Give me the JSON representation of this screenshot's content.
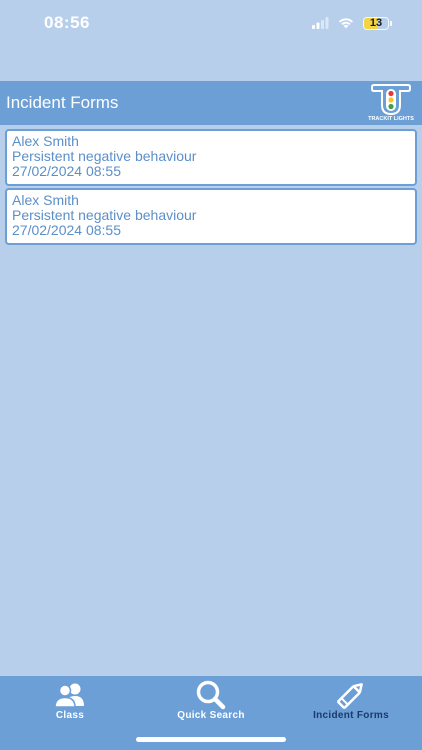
{
  "status_bar": {
    "time": "08:56",
    "battery_level": "13",
    "battery_fraction": 0.13,
    "battery_color": "#f5d442"
  },
  "header": {
    "title": "Incident Forms",
    "logo_text": "TRACKIT LIGHTS",
    "background": "#6d9fd7"
  },
  "incidents": [
    {
      "name": "Alex Smith",
      "reason": "Persistent negative behaviour",
      "datetime": "27/02/2024 08:55"
    },
    {
      "name": "Alex Smith",
      "reason": "Persistent negative behaviour",
      "datetime": "27/02/2024 08:55"
    }
  ],
  "tabbar": {
    "tabs": [
      {
        "label": "Class",
        "icon": "users-icon",
        "active": false
      },
      {
        "label": "Quick Search",
        "icon": "search-icon",
        "active": false
      },
      {
        "label": "Incident Forms",
        "icon": "pencil-icon",
        "active": true
      }
    ]
  },
  "colors": {
    "page_background": "#b8cfeb",
    "accent": "#6d9fd7",
    "text_blue": "#5b8fc9",
    "active_tab_text": "#1a3a6b"
  }
}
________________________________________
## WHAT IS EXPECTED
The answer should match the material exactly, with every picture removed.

## RESPONSE TO THIS TASK
Give me the JSON representation of this screenshot's content.
{
  "status_bar": {
    "time": "08:56",
    "battery_level": "13",
    "battery_fraction": 0.13,
    "battery_color": "#f5d442"
  },
  "header": {
    "title": "Incident Forms",
    "logo_text": "TRACKIT LIGHTS",
    "background": "#6d9fd7"
  },
  "incidents": [
    {
      "name": "Alex Smith",
      "reason": "Persistent negative behaviour",
      "datetime": "27/02/2024 08:55"
    },
    {
      "name": "Alex Smith",
      "reason": "Persistent negative behaviour",
      "datetime": "27/02/2024 08:55"
    }
  ],
  "tabbar": {
    "tabs": [
      {
        "label": "Class",
        "icon": "users-icon",
        "active": false
      },
      {
        "label": "Quick Search",
        "icon": "search-icon",
        "active": false
      },
      {
        "label": "Incident Forms",
        "icon": "pencil-icon",
        "active": true
      }
    ]
  },
  "colors": {
    "page_background": "#b8cfeb",
    "accent": "#6d9fd7",
    "text_blue": "#5b8fc9",
    "active_tab_text": "#1a3a6b"
  }
}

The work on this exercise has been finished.